ENTRIES SUPPLIED |
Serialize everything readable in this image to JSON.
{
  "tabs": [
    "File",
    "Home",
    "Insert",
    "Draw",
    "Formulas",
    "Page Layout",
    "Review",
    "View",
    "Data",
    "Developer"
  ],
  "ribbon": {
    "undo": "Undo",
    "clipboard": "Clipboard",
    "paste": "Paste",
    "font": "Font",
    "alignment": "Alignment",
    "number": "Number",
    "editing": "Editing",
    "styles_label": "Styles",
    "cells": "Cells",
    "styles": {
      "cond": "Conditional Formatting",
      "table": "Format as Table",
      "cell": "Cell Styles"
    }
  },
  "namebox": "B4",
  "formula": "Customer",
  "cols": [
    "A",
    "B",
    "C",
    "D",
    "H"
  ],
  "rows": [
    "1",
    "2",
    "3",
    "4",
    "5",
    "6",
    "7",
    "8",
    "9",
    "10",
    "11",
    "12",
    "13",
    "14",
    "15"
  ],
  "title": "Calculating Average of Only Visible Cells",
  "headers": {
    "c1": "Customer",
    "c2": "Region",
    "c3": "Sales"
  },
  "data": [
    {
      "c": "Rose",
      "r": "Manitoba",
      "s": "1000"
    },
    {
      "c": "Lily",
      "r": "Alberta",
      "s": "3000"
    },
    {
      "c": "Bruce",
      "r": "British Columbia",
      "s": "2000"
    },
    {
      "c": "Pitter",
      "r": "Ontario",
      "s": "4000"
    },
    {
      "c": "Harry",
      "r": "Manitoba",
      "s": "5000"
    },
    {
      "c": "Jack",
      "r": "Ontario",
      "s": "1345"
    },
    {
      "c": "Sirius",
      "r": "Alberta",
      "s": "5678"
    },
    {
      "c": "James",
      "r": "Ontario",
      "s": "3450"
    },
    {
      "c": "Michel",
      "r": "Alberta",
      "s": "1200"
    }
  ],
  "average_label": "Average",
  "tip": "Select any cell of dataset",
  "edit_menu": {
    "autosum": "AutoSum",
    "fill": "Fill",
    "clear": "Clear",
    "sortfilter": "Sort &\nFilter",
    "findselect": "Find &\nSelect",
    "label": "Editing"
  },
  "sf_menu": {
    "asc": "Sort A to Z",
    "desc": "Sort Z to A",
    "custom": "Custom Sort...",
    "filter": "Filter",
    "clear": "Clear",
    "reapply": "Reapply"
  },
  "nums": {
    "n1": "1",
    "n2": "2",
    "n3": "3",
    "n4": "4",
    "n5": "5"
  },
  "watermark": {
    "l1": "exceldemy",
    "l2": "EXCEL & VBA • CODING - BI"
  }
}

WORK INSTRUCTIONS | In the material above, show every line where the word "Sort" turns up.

ANSWER SPACE |
    "sortfilter": "Sort &\nFilter",
    "asc": "Sort A to Z",
    "desc": "Sort Z to A",
    "custom": "Custom Sort...",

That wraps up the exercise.